What's it like to come face to face with a Great White Shark? That is a question I get asked time and time again. With the news media portraying sharks as blood thirsty, mindless killers, just looking to eat us, most people think I have a death wish, diving with sharks. So I thought I should share what it is really like to come face to face with one of the most feared creatures on earth.


Here is a little video that shows how most people think an encounter with a shark will be like.




The reality it is more like the sharks swim by slowly, looking you straight into the eyes and showing absolutely no signs that they want to eat you.


When I first started diving with white sharks, what struck me is the fact that it is not scary at all. I'm by no means the only one that feels that way. In 15 seasons of taking divers to meet these awesome creatures, the most common reaction when coming face to face with a great white shark is just awe. Even divers who saw "Jaws" and joined us expecting a huge adrenaline rush, mostly are just blown away by the experience and don't find it the least bit scary. The scariest part of the expedition is the anticipation of that first meeting.


I remember that after about 3 trips to Guadalupe Island I started thinking "I've seen it" and didn't expect to do this for much longer.
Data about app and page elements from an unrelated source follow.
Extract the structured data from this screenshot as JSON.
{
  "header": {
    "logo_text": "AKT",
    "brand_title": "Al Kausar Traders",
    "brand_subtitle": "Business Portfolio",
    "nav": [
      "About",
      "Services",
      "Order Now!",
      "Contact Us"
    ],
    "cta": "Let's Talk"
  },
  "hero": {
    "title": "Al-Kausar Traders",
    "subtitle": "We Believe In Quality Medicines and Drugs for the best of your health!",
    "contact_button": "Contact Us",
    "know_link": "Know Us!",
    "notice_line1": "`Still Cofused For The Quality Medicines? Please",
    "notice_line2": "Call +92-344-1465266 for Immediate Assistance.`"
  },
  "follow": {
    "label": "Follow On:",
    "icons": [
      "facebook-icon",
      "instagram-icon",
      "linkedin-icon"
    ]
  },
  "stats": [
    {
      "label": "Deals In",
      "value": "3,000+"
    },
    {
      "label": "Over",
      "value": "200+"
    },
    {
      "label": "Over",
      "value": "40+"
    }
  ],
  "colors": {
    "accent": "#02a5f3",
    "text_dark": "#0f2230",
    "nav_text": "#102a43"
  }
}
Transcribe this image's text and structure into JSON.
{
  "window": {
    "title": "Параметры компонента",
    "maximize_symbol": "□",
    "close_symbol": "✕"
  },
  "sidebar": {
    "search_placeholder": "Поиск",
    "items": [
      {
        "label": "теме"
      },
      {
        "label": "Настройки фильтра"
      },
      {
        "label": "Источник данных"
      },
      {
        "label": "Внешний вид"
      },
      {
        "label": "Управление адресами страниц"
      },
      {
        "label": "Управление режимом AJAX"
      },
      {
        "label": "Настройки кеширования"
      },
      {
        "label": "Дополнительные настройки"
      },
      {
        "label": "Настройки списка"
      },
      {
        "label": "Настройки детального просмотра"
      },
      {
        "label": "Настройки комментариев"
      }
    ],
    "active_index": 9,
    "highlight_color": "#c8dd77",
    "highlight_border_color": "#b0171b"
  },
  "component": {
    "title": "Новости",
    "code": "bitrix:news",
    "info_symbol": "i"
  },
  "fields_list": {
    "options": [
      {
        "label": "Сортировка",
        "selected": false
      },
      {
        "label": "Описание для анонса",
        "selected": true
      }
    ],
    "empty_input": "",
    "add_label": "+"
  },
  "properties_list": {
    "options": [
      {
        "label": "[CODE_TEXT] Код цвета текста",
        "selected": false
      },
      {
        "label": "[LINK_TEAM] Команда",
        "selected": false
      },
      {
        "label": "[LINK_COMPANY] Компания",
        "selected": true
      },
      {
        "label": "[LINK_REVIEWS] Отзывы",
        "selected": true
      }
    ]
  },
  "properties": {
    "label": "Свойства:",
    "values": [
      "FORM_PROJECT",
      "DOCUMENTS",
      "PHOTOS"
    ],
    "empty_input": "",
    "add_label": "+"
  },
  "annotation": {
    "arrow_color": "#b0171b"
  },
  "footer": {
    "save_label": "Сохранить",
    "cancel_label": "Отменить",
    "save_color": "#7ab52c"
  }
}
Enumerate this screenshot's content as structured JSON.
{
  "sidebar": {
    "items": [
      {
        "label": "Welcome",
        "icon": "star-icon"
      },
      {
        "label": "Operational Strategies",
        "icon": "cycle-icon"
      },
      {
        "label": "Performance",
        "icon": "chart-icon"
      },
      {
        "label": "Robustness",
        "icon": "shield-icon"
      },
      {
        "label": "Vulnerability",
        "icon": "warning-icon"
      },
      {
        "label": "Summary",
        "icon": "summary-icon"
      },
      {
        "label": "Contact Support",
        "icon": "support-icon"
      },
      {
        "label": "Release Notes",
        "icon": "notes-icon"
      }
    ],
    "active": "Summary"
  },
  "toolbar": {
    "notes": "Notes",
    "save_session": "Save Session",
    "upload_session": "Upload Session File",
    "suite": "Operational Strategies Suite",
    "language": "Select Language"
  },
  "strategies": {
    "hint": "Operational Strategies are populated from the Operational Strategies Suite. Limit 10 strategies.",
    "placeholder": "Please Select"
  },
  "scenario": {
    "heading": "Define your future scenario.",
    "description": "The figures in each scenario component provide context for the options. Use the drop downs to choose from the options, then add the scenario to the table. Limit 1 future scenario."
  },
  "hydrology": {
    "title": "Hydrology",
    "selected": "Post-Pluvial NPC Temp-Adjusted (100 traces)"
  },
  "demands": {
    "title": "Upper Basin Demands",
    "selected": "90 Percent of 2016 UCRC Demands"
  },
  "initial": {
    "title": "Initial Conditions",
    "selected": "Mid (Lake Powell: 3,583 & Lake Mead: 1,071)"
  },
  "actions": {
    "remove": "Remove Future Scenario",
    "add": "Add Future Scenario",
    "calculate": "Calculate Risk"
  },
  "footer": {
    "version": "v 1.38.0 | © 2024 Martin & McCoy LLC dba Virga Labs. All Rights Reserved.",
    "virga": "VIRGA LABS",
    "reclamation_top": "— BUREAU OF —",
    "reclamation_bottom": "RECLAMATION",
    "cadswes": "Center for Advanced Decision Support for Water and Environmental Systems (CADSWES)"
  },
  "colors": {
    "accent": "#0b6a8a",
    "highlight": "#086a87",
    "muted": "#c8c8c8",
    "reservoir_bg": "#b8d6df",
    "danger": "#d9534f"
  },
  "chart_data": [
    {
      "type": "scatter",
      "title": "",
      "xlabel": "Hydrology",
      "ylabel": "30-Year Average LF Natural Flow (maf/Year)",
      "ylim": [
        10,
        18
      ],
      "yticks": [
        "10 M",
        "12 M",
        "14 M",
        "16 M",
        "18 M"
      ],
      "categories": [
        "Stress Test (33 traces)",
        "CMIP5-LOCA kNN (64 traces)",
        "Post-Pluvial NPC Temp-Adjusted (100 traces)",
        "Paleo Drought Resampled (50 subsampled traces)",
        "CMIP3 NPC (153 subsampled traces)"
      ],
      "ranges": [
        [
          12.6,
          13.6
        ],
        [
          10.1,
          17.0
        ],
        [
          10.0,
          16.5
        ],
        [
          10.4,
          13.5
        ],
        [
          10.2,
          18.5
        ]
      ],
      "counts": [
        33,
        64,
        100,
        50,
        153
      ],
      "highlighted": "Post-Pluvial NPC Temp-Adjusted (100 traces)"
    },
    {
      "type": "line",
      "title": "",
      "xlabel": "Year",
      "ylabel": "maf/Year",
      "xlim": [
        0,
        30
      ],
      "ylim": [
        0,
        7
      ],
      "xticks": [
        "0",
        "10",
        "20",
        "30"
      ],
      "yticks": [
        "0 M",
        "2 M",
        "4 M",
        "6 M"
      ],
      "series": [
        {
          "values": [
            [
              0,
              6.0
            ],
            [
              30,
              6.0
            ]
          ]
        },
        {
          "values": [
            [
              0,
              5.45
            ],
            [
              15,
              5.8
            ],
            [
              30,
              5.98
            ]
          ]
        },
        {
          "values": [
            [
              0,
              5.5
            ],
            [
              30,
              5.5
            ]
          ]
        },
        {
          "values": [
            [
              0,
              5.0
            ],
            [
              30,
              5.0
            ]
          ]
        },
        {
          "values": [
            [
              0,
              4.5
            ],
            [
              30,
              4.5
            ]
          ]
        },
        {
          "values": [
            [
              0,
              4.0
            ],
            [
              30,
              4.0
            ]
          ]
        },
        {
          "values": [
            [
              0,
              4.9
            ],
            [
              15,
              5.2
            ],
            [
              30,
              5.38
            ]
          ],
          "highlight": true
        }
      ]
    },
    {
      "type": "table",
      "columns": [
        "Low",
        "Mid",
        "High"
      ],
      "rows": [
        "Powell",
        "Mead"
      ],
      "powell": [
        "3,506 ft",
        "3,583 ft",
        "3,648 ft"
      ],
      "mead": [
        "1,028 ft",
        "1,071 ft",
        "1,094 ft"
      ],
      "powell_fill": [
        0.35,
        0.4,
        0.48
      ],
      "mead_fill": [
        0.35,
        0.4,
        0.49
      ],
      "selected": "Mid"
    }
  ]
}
Well, at the time I didn't expect to be in the cage and have "Shredder" swim by to check me out. When he looked me straight into the eye, something happened. I realized that this huge shark is focused on me, that he was individually checking everyone out.

Shredder

Thinking back, that is when I fell in love with those sharks. Now as I always say to our divers. I love those sharks, but it is not a mutual feeling. That is perfectly OK. I love them for what they are, awesome predators, not mindless killers, but certainly no harmless pets either.


I don't feel the need to tell everyone that these sharks love me and that I can go hold onto their fins, because they accept me as one of their own. Come to think of it, I'm glad that they don't treat me as one of their own. Even though I'm not a small person, in terms of white shark size, I would be a very, very small shark. White sharks definitely are into having their personal space and don't react kindly to a smaller individual invading that space. I've seen what they do to a smaller shark that is doing this.


I've been diving with sharks for over 15 years and I'm excited every time I'm about to get into the water with them. I find them fascinating and discovered that they are generally very cautious and even shy, not the mindless killers the media makes them out to be at all. Last season I saw 3 white sharks that got scared by a towel that fell overboard and drifted down. 2 of them checked it out and got the heck out of there. One of them kept circling it, approaching it and jerking away, when the towel moved a little. He kept doing that until both he and the towel went out of sight.

I hope that I have given you an idea of what it feels like to come face to face with a great white shark. If you really want to know, there is no substitute for experiencing it for yourself and I hope you'll get that chance. It is an experience you'll never forget. When you do go out, remember that while we don't have to fear these sharks, we definitely have to respect them.


We at Shark Diver promote "Safe and Sane Shark Diving" that respects the sharks and the environment. We hope to see you on one of our expeditions to Guadalupe Island.

Let's go shark diving!

Cheers,
Martin Graf
CEO Shark Diver

About Shark Diver. As a global leader in commercial shark diving and conservation initiatives Shark Diver has spent the past decade engaged for sharks around the world. Our blog highlights all aspects of both of these dynamic and shifting worlds. You can reach us directly at staff@sharkdiver.com.
Page 1 of 5112345...102030...Last »